Data items

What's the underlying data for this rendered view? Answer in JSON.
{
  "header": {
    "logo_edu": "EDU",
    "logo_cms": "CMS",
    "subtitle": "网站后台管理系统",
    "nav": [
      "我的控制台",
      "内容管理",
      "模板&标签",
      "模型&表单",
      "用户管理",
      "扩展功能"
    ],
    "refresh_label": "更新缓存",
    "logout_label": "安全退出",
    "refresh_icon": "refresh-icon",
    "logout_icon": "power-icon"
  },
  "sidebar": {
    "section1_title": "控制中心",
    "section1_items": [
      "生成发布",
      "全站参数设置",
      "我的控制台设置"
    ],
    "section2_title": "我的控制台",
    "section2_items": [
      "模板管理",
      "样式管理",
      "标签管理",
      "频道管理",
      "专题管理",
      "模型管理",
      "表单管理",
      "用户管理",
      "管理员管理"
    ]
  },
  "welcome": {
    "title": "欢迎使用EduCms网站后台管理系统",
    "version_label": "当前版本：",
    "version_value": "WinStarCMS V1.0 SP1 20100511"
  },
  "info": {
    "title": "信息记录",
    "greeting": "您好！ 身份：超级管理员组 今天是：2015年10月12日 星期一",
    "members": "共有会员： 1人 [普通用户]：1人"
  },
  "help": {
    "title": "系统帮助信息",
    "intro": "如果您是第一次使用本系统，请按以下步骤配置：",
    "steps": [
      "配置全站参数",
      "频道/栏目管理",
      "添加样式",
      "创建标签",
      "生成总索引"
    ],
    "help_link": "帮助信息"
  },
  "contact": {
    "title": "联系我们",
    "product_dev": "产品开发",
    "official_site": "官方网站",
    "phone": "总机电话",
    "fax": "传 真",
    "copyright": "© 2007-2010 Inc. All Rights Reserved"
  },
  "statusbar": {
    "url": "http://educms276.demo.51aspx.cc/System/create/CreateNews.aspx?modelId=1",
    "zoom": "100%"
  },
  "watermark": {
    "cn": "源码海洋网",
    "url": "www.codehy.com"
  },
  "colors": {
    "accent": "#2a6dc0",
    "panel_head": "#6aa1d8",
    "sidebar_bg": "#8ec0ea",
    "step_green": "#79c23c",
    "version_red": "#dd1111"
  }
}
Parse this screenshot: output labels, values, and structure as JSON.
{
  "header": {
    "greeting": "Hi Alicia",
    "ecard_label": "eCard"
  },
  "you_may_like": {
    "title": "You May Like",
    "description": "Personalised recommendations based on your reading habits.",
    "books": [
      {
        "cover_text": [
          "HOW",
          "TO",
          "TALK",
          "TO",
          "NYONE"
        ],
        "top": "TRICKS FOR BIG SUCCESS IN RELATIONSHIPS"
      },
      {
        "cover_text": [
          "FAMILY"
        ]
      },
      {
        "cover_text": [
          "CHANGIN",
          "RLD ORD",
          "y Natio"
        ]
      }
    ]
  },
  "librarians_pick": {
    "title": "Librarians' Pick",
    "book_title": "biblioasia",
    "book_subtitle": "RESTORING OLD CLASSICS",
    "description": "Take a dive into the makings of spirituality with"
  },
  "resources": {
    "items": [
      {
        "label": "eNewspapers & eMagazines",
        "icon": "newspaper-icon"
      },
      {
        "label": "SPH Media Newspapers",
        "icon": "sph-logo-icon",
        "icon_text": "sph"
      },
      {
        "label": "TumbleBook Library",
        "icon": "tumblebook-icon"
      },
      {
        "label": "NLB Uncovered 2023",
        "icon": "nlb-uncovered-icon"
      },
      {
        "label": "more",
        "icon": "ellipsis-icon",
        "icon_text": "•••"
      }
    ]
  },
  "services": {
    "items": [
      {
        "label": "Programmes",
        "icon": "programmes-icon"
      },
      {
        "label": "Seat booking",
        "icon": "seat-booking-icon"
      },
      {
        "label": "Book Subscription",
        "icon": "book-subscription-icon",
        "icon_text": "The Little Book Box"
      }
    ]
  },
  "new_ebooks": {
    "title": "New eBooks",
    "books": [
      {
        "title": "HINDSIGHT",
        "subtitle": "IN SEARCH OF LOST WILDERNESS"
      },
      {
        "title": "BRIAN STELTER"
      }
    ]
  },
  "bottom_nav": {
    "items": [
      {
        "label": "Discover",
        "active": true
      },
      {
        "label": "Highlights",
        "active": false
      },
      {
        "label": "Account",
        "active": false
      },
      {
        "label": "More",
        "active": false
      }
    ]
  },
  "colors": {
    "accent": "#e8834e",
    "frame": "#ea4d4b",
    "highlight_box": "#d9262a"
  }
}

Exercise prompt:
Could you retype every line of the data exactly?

Written solution:
What's the underlying data for this rendered view? Answer in JSON.
{
  "header": {
    "logo_edu": "EDU",
    "logo_cms": "CMS",
    "subtitle": "网站后台管理系统",
    "nav": [
      "我的控制台",
      "内容管理",
      "模板&标签",
      "模型&表单",
      "用户管理",
      "扩展功能"
    ],
    "refresh_label": "更新缓存",
    "logout_label": "安全退出",
    "refresh_icon": "refresh-icon",
    "logout_icon": "power-icon"
  },
  "sidebar": {
    "section1_title": "控制中心",
    "section1_items": [
      "生成发布",
      "全站参数设置",
      "我的控制台设置"
    ],
    "section2_title": "我的控制台",
    "section2_items": [
      "模板管理",
      "样式管理",
      "标签管理",
      "频道管理",
      "专题管理",
      "模型管理",
      "表单管理",
      "用户管理",
      "管理员管理"
    ]
  },
  "welcome": {
    "title": "欢迎使用EduCms网站后台管理系统",
    "version_label": "当前版本：",
    "version_value": "WinStarCMS V1.0 SP1 20100511"
  },
  "info": {
    "title": "信息记录",
    "greeting": "您好！ 身份：超级管理员组 今天是：2015年10月12日 星期一",
    "members": "共有会员： 1人 [普通用户]：1人"
  },
  "help": {
    "title": "系统帮助信息",
    "intro": "如果您是第一次使用本系统，请按以下步骤配置：",
    "steps": [
      "配置全站参数",
      "频道/栏目管理",
      "添加样式",
      "创建标签",
      "生成总索引"
    ],
    "help_link": "帮助信息"
  },
  "contact": {
    "title": "联系我们",
    "product_dev": "产品开发",
    "official_site": "官方网站",
    "phone": "总机电话",
    "fax": "传 真",
    "copyright": "© 2007-2010 Inc. All Rights Reserved"
  },
  "statusbar": {
    "url": "http://educms276.demo.51aspx.cc/System/create/CreateNews.aspx?modelId=1",
    "zoom": "100%"
  },
  "watermark": {
    "cn": "源码海洋网",
    "url": "www.codehy.com"
  },
  "colors": {
    "accent": "#2a6dc0",
    "panel_head": "#6aa1d8",
    "sidebar_bg": "#8ec0ea",
    "step_green": "#79c23c",
    "version_red": "#dd1111"
  }
}
Parse this screenshot: output labels, values, and structure as JSON.
{
  "header": {
    "greeting": "Hi Alicia",
    "ecard_label": "eCard"
  },
  "you_may_like": {
    "title": "You May Like",
    "description": "Personalised recommendations based on your reading habits.",
    "books": [
      {
        "cover_text": [
          "HOW",
          "TO",
          "TALK",
          "TO",
          "NYONE"
        ],
        "top": "TRICKS FOR BIG SUCCESS IN RELATIONSHIPS"
      },
      {
        "cover_text": [
          "FAMILY"
        ]
      },
      {
        "cover_text": [
          "CHANGIN",
          "RLD ORD",
          "y Natio"
        ]
      }
    ]
  },
  "librarians_pick": {
    "title": "Librarians' Pick",
    "book_title": "biblioasia",
    "book_subtitle": "RESTORING OLD CLASSICS",
    "description": "Take a dive into the makings of spirituality with"
  },
  "resources": {
    "items": [
      {
        "label": "eNewspapers & eMagazines",
        "icon": "newspaper-icon"
      },
      {
        "label": "SPH Media Newspapers",
        "icon": "sph-logo-icon",
        "icon_text": "sph"
      },
      {
        "label": "TumbleBook Library",
        "icon": "tumblebook-icon"
      },
      {
        "label": "NLB Uncovered 2023",
        "icon": "nlb-uncovered-icon"
      },
      {
        "label": "more",
        "icon": "ellipsis-icon",
        "icon_text": "•••"
      }
    ]
  },
  "services": {
    "items": [
      {
        "label": "Programmes",
        "icon": "programmes-icon"
      },
      {
        "label": "Seat booking",
        "icon": "seat-booking-icon"
      },
      {
        "label": "Book Subscription",
        "icon": "book-subscription-icon",
        "icon_text": "The Little Book Box"
      }
    ]
  },
  "new_ebooks": {
    "title": "New eBooks",
    "books": [
      {
        "title": "HINDSIGHT",
        "subtitle": "IN SEARCH OF LOST WILDERNESS"
      },
      {
        "title": "BRIAN STELTER"
      }
    ]
  },
  "bottom_nav": {
    "items": [
      {
        "label": "Discover",
        "active": true
      },
      {
        "label": "Highlights",
        "active": false
      },
      {
        "label": "Account",
        "active": false
      },
      {
        "label": "More",
        "active": false
      }
    ]
  },
  "colors": {
    "accent": "#e8834e",
    "frame": "#ea4d4b",
    "highlight_box": "#d9262a"
  }
}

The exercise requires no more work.